TTU Police get an upgrade

Tennessee Tech Campus Police got an upgrade over the summer by adding some new patrol cars to their fleet in order to keep campus safe. The two new patrol cars are driven by Lieutenants Sandy Thompson and Michael Lambert, who alternate between working the day and night shifts on campus. The patrol cars offer new and better features that the older Ford Crown Victorian patrol cars do not, making the cars more accessible for the officers.

“The interior for our new patrol cars is custom made to fit the officer’s gun belts and to make it easier to get in and out as quickly as possible,” said Elizabeth Clemens, secretary to the campus police chief, Tony Nelson. “They also redesigned the back seat to make it recessed back so they have more leg room to move around.”

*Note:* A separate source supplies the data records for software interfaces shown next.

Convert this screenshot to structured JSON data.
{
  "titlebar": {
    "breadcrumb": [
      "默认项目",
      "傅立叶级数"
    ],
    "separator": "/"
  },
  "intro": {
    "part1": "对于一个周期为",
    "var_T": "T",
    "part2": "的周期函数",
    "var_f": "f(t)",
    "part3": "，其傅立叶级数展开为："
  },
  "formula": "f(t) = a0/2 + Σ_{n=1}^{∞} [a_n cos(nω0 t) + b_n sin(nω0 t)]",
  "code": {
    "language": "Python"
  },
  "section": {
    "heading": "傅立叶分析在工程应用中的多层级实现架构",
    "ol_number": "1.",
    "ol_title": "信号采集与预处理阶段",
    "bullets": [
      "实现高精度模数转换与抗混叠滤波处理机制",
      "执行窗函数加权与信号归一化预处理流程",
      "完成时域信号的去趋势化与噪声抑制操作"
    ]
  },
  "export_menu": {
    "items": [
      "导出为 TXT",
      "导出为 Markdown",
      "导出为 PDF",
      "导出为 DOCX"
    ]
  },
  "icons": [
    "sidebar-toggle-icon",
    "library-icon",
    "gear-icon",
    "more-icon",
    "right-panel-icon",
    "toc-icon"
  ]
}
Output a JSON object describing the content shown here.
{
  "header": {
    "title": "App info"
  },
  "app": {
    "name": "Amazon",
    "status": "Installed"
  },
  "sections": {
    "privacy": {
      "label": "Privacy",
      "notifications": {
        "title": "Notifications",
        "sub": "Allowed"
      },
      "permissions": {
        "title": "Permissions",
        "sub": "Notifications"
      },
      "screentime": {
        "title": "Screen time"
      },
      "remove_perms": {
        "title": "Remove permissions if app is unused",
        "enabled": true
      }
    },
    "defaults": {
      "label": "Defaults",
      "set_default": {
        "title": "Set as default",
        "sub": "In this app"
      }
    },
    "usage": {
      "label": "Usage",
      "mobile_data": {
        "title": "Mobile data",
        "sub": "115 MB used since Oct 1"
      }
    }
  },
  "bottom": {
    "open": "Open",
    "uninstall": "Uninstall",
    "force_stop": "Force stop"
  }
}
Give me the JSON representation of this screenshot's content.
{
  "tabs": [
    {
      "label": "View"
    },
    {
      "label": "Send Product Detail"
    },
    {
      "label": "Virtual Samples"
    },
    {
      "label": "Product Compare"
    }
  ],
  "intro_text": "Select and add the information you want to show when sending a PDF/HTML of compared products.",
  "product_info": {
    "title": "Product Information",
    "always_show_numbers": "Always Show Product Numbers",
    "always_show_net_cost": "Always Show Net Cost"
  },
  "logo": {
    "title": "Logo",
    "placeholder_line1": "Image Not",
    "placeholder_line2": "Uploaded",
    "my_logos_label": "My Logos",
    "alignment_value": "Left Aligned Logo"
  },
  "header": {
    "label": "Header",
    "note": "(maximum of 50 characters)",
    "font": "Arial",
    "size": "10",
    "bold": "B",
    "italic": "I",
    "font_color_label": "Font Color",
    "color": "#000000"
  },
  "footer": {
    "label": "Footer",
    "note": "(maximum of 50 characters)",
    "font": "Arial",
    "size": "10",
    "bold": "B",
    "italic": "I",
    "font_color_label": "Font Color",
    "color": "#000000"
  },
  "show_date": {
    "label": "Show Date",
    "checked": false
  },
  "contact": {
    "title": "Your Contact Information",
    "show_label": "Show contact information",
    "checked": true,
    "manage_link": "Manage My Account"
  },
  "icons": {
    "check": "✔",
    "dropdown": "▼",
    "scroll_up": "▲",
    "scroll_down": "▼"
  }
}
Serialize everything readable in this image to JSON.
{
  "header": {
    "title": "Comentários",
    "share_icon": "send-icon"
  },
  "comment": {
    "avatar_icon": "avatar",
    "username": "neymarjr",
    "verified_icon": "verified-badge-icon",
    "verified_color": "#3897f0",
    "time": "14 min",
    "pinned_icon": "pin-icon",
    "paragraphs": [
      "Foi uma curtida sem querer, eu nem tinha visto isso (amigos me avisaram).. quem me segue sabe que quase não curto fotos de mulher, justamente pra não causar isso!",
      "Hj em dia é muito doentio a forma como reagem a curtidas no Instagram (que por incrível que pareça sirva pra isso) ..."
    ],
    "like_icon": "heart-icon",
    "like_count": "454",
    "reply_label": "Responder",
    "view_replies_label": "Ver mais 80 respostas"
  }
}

The new patrol cars also have brush guards installed to help protect the cars in case of some accidents on campus.

 “The reasoning for the brush guards is because last semester when an officer pulled over a suspect, they thought it was be funny to back up into our patrol car and drive off,” Clemens said.

Clemens said they caught the driver after they drove off.

Another feature on the patrol cars is the engine. All of the older patrol cars have a V8 engine whereas the newer cars only have a V6. Clemens said the reasoning behind the change was because Tech isn’t involved in a lot of high-pursuit chases, so there isn’t a huge need for a bigger engine.

“A good thing about having a smaller engine is that it will help increase our fuel mileage,” Clemens said, “which will help keep the new cars in better shape longer.”

With all the new features, campus police hope to stay up-to-date with current events on campus. The new cars will be easier to maintain and should have a longer life here on campus.

Some students, however, do not see a need for new patrol cars on campus.

“I don’t understand why we need newer cars; the cars they had seemed fine,” said Kayla Tucker, a sophomore majoring in nursing. “Tech Police doesn’t have to drive or do much with the cars, so wouldn’t the older cars do just fine?”

 Previous to getting the new patrol cars, the university would purchase refurbished patrols in order to keep cost down, but there is a downside to buying older, refurbished cars.

“When buying the refurbished cars, we would then take on all the baggage and years of work that came with those cars,” Clemens said. “By getting brand new cars this year, we will be able to keep them here on campus for much, much longer.”

Another way Tech Police is keeping their cars in better condition is that the cars stay on campus at office. Campus officers do not take them home like other municipal law enforcement officers do.

With upgrading the patrol car, Tech Police also redesigned the logos printed on their patrol cars. The logo was designed by the president and executive vice president of Students Affairs and the Tech Police Chief to make it more visible as a police vehicle.

“They also decided to redo the logo because of upcoming centennial this year,” Clemens said. “Another reason was to use Tech’s color so students could recognize it as a campus patrol car.”

While some students may not see a need for the newer patrol cars, others have noticed a change in the new cars.

“I have seen the new cars drive around campus and they look really nice,” said Heather Fletcher, a freshman Tech student. “They remind of an actual police car which is good because I know a lot of students don’t think Tech Police is a real police office.”